■ **Given records**

== == ==

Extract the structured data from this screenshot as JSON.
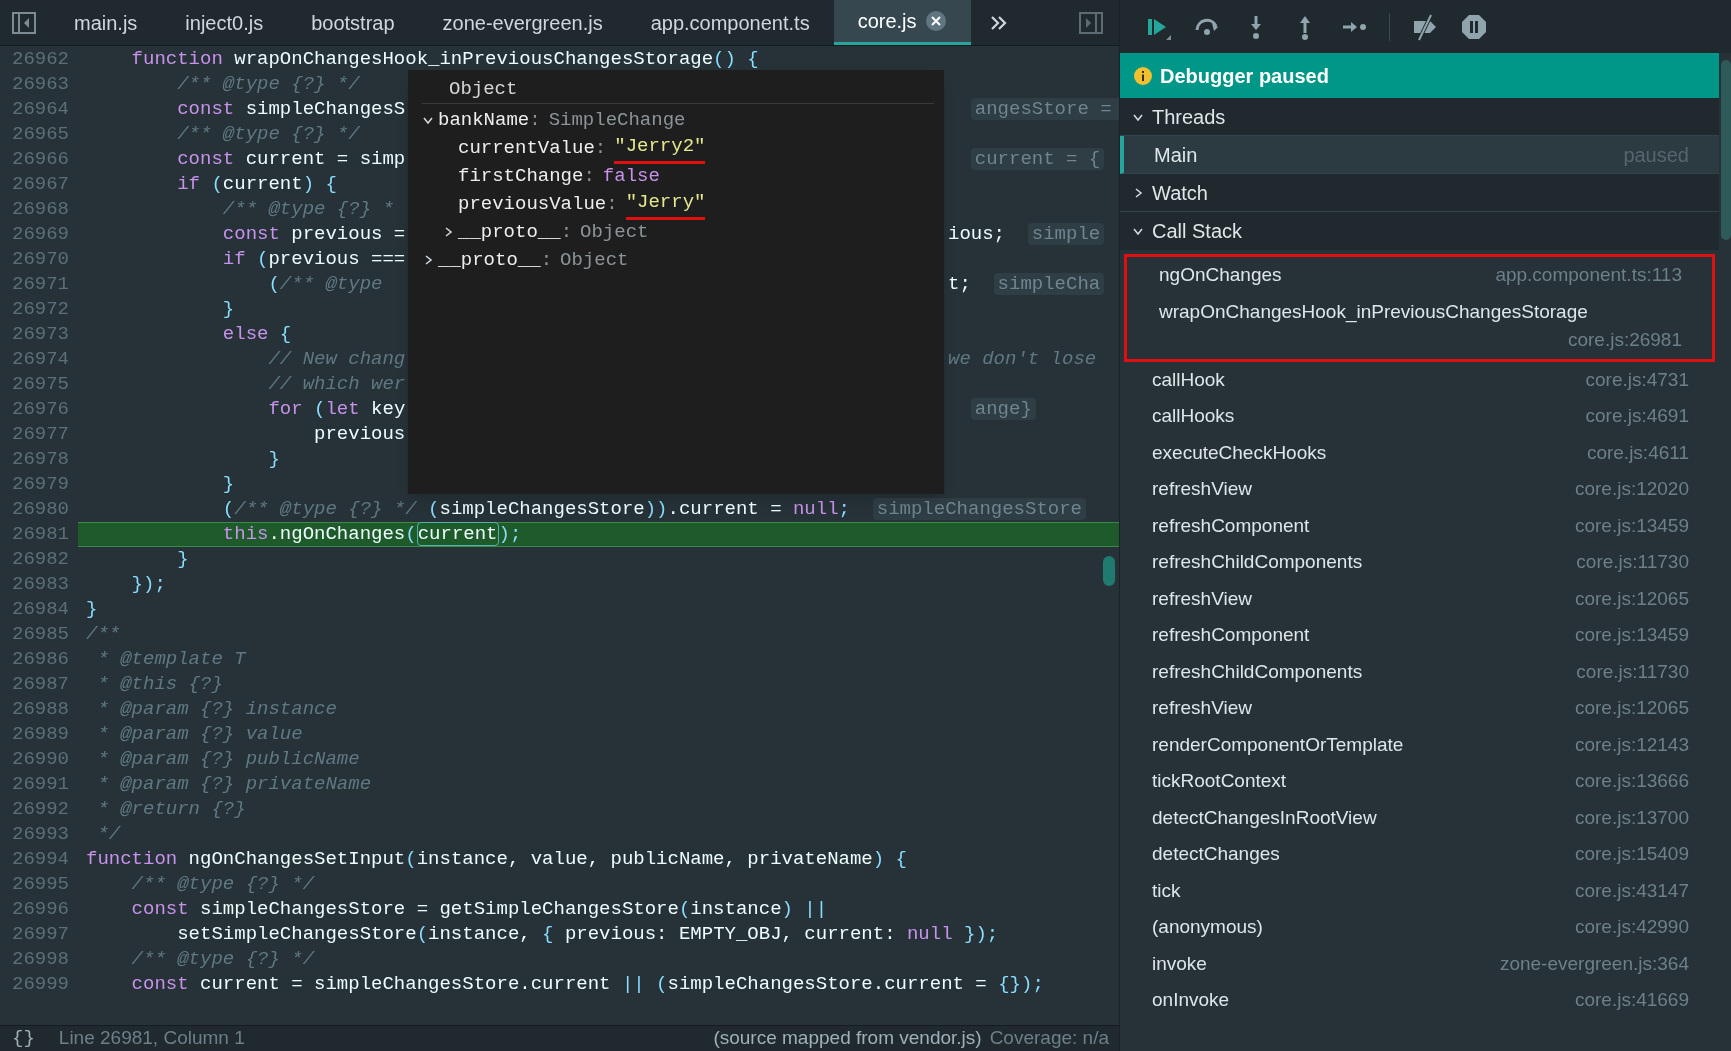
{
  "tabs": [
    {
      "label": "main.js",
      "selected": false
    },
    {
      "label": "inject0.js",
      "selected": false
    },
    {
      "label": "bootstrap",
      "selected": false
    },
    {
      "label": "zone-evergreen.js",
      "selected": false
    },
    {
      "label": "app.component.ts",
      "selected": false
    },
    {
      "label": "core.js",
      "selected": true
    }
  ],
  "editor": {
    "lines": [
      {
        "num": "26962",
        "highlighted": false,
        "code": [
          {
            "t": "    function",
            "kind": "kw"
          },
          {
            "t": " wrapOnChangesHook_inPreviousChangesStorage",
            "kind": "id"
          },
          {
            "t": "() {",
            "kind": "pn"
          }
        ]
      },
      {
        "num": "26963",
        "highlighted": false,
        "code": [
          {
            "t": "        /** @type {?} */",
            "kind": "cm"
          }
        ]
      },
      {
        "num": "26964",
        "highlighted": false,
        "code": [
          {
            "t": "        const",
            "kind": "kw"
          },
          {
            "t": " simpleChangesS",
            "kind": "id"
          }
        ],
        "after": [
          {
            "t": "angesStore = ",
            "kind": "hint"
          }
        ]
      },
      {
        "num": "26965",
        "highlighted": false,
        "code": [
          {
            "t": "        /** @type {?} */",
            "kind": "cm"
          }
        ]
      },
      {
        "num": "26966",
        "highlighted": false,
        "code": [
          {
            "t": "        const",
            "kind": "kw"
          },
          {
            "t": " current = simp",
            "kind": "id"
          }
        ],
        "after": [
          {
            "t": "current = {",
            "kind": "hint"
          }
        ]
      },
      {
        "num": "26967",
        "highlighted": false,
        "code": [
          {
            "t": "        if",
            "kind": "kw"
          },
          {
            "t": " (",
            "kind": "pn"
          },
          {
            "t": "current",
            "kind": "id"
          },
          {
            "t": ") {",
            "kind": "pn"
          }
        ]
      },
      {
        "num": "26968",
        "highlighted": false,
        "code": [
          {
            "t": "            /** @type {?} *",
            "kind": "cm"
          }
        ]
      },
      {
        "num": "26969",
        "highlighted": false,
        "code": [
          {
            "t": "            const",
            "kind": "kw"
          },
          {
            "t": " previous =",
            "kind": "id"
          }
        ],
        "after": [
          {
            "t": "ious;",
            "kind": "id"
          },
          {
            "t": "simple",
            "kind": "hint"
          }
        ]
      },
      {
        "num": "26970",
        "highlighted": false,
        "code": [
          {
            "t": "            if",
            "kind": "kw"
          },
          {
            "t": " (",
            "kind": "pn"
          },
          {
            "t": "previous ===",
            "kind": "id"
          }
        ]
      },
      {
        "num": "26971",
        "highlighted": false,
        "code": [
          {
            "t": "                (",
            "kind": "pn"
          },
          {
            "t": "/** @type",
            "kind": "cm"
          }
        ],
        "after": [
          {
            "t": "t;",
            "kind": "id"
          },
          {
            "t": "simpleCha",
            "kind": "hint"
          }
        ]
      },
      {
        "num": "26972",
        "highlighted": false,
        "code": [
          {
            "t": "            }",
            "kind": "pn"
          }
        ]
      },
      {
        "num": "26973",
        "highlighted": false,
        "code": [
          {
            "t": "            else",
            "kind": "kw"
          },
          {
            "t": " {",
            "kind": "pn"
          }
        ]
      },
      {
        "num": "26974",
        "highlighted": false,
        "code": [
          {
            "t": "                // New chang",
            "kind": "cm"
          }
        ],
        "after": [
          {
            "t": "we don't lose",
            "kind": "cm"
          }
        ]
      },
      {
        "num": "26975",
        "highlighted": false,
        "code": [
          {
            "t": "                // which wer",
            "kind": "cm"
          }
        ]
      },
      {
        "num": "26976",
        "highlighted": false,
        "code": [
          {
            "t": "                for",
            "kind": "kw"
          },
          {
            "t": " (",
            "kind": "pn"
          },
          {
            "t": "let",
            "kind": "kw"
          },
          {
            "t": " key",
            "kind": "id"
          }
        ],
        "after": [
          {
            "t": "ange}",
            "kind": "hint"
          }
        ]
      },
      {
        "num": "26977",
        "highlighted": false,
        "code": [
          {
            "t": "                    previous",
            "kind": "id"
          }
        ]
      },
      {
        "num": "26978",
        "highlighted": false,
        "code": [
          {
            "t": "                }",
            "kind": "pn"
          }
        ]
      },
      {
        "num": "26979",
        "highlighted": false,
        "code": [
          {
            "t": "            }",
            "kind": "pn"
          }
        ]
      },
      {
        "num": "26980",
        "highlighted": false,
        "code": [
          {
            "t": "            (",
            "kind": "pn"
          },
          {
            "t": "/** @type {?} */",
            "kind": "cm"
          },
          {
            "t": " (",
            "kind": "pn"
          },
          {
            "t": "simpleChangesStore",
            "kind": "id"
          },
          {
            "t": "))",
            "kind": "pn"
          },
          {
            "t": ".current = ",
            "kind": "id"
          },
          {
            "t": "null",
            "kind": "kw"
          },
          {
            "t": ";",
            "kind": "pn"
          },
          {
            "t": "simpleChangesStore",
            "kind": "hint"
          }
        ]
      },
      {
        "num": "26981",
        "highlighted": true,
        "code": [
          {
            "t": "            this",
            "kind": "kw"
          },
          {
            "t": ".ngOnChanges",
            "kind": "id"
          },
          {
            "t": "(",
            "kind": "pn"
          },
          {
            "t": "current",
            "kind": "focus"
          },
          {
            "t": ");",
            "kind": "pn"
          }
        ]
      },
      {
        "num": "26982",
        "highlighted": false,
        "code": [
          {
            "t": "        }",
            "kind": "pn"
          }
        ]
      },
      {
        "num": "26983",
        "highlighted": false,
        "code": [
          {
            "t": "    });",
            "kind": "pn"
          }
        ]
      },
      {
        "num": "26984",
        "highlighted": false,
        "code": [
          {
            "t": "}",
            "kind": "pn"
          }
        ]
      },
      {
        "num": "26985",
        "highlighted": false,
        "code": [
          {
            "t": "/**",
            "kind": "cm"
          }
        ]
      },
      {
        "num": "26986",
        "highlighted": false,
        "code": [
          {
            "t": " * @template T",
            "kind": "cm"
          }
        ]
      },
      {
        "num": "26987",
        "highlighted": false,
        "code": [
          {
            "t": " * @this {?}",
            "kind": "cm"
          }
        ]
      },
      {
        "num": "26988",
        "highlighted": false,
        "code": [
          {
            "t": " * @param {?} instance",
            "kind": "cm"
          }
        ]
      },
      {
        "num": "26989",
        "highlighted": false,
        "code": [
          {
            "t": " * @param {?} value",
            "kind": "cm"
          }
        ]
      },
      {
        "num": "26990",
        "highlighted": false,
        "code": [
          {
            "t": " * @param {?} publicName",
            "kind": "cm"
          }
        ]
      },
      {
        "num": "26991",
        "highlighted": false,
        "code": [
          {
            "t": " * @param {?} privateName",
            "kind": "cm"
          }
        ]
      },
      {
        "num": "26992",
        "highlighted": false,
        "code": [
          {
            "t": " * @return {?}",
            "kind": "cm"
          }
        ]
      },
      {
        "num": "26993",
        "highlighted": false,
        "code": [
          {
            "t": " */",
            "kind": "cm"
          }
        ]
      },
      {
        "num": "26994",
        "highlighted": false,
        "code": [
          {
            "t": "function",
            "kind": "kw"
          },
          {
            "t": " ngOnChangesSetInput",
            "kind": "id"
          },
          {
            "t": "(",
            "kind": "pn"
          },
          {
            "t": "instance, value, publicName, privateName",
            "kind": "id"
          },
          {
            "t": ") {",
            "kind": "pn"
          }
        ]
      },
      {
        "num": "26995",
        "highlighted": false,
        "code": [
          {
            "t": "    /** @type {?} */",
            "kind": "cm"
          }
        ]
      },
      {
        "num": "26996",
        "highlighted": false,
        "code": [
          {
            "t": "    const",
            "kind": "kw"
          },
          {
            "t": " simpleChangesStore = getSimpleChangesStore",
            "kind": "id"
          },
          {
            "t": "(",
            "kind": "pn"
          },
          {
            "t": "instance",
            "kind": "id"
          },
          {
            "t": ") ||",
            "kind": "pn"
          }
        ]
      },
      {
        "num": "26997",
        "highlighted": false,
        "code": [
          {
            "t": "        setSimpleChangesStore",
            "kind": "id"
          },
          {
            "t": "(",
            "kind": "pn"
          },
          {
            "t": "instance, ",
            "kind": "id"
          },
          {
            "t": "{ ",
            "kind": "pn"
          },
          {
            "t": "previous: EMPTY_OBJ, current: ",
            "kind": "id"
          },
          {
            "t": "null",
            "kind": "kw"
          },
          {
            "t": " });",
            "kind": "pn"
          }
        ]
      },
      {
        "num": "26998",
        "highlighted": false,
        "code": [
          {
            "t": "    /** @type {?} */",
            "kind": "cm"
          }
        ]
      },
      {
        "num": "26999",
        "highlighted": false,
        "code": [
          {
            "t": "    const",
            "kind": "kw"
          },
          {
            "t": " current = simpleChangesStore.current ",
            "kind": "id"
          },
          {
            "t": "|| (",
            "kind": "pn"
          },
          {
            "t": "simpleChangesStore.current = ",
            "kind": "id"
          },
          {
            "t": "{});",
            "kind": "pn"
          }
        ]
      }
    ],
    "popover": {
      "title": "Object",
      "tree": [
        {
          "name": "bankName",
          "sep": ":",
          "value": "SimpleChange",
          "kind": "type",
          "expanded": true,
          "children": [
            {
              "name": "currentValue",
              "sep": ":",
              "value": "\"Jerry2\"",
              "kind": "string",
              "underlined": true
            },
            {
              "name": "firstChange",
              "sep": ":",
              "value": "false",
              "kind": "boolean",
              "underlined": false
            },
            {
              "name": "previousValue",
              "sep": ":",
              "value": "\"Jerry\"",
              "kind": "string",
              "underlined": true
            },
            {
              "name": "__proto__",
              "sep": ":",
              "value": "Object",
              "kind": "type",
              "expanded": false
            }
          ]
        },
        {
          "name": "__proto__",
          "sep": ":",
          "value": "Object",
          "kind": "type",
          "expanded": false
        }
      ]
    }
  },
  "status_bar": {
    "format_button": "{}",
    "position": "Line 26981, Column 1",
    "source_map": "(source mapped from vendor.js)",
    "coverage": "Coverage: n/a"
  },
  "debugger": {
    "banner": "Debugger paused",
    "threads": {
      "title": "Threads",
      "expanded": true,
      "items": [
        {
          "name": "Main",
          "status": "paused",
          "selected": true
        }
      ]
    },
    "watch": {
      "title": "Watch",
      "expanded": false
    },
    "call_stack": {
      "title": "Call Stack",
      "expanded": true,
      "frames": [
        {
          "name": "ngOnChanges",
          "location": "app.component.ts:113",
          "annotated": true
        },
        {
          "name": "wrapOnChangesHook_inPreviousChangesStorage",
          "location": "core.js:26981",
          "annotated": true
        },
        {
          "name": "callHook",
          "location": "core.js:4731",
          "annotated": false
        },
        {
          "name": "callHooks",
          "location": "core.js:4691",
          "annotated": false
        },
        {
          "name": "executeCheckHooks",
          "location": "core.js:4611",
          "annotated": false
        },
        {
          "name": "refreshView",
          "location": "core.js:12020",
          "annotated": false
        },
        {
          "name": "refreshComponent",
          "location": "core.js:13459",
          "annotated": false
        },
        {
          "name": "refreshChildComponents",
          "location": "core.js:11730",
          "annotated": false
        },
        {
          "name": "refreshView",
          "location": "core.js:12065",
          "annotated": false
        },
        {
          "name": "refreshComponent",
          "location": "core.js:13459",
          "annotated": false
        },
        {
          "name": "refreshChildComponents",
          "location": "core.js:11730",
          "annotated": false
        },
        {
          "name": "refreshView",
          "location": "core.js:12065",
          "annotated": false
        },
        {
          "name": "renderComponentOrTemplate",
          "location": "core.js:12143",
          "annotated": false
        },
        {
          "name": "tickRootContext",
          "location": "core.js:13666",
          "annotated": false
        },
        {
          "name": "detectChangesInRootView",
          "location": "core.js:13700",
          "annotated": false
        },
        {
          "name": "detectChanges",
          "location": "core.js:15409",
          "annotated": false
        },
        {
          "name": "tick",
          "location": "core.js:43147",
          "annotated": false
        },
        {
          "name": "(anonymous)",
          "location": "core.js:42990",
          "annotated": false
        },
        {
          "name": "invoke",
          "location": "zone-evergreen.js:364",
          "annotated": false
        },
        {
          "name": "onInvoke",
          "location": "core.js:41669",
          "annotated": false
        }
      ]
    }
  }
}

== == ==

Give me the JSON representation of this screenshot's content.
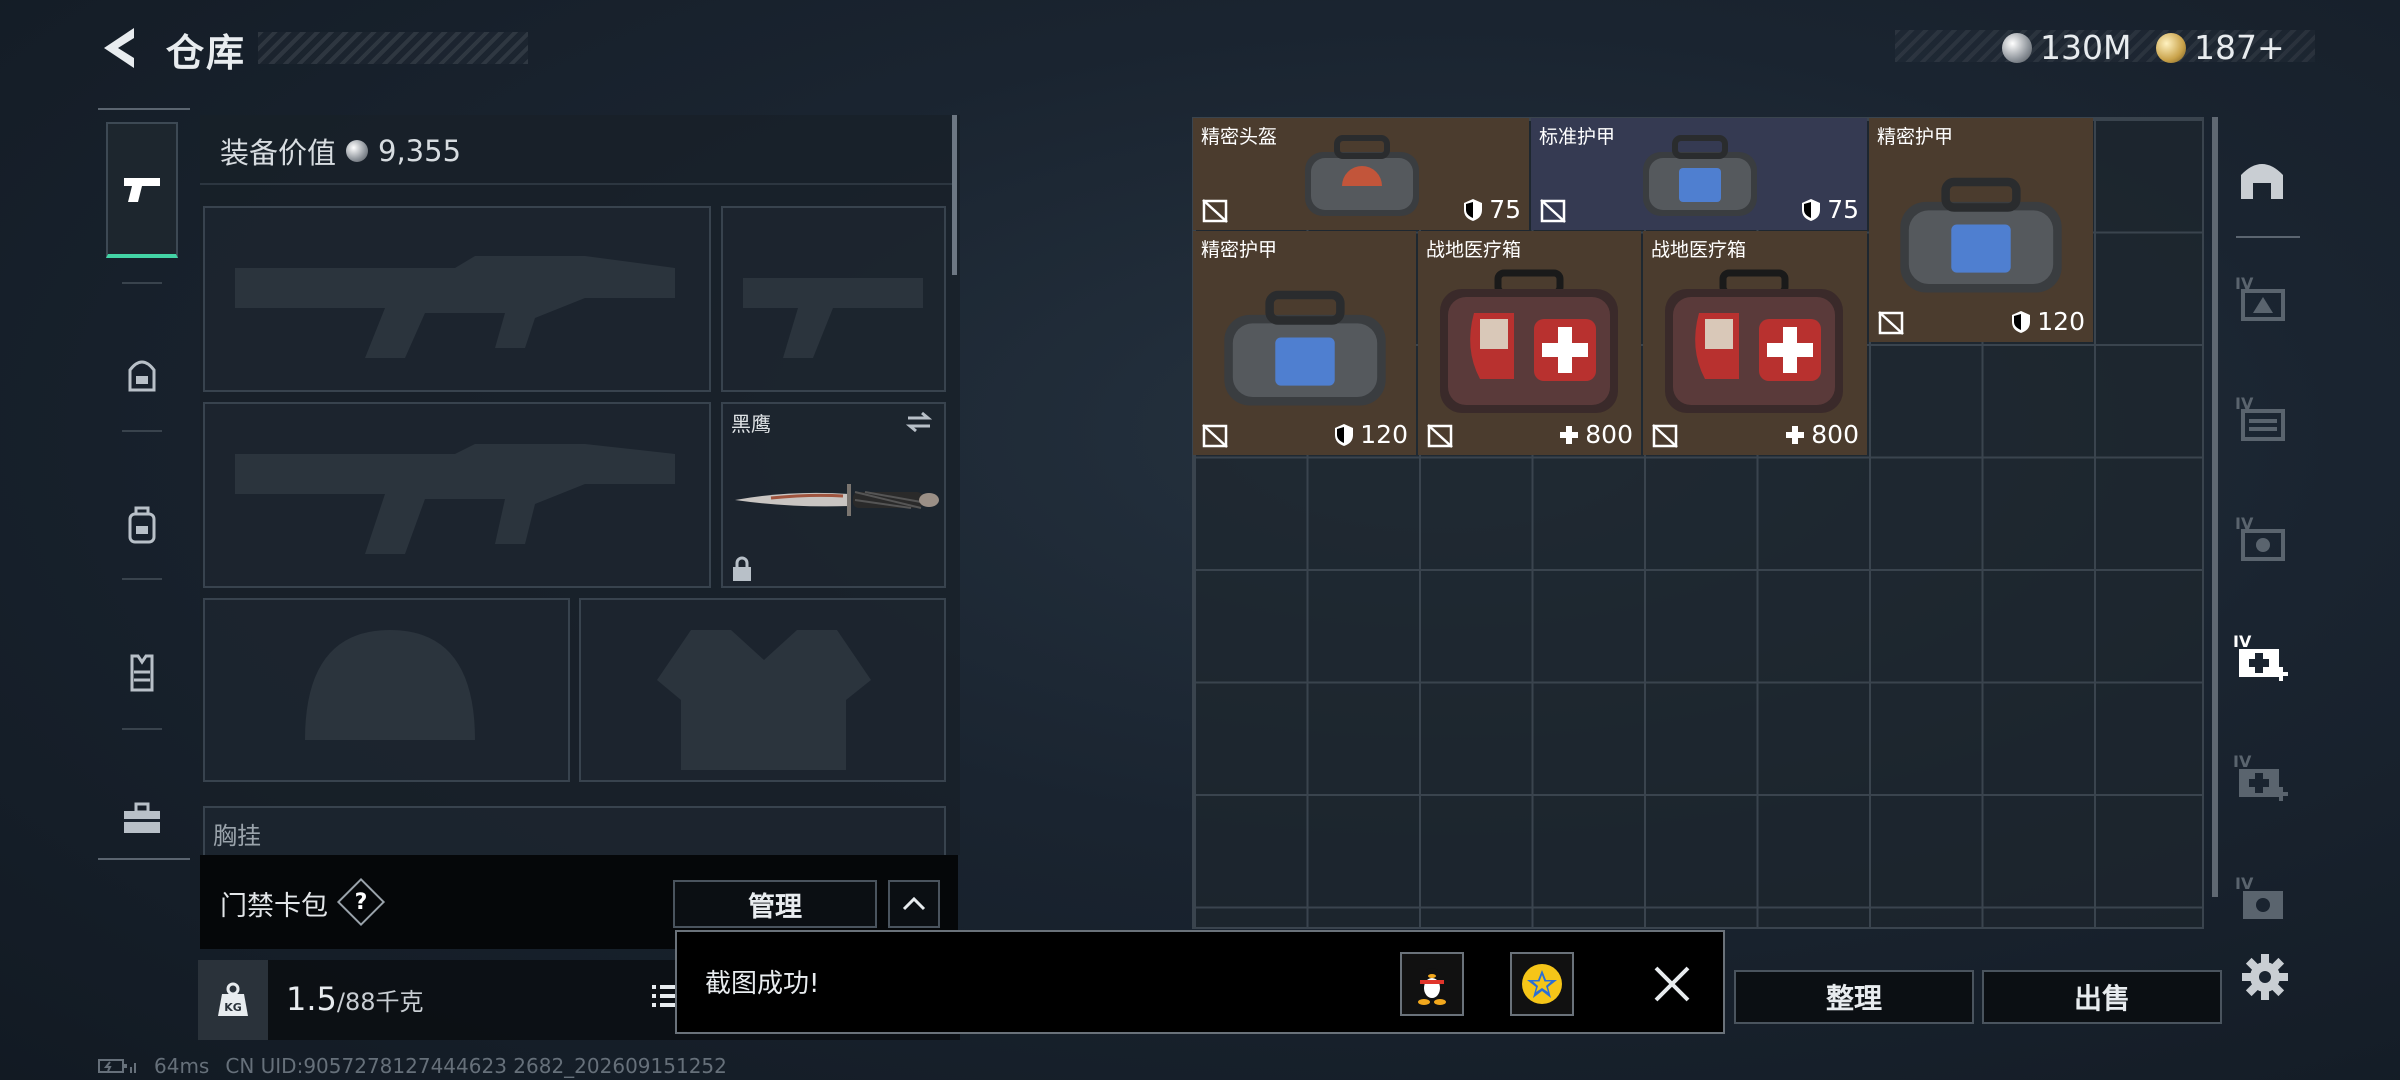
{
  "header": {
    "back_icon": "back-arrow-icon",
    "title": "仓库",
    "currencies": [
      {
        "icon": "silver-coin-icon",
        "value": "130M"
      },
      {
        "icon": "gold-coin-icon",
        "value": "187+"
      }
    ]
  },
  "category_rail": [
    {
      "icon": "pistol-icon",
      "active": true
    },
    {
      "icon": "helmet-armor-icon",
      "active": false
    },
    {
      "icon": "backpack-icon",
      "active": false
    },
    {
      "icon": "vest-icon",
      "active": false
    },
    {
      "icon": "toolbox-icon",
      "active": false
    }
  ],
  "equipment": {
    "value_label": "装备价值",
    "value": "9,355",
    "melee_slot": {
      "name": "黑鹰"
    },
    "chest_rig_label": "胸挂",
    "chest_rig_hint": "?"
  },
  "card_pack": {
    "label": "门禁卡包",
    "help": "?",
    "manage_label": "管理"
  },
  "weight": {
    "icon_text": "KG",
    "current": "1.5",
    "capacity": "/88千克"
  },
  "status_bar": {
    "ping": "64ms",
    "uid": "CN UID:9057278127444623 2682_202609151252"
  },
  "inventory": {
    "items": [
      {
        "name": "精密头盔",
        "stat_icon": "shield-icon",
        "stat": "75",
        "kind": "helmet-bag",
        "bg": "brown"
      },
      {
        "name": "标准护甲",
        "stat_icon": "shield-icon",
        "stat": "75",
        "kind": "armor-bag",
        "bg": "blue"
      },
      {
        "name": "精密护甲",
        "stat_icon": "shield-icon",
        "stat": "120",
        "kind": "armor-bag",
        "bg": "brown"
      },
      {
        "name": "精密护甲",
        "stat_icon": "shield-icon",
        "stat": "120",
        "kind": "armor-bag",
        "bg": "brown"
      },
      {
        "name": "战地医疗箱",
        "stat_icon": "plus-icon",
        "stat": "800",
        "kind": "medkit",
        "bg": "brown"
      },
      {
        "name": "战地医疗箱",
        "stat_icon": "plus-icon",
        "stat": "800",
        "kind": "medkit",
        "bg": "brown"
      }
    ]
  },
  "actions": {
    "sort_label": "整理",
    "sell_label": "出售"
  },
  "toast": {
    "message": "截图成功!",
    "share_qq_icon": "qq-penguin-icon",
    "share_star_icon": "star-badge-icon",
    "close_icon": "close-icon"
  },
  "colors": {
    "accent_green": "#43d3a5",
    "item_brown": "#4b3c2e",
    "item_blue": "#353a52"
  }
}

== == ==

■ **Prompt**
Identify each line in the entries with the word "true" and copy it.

■ **Answer space**
      "selected": true
        "highlighted": true,
          "expanded": true,
              "underlined": true
              "underlined": true
      "expanded": true,
          "selected": true
      "expanded": true,
          "annotated": true
          "annotated": true
      "active": true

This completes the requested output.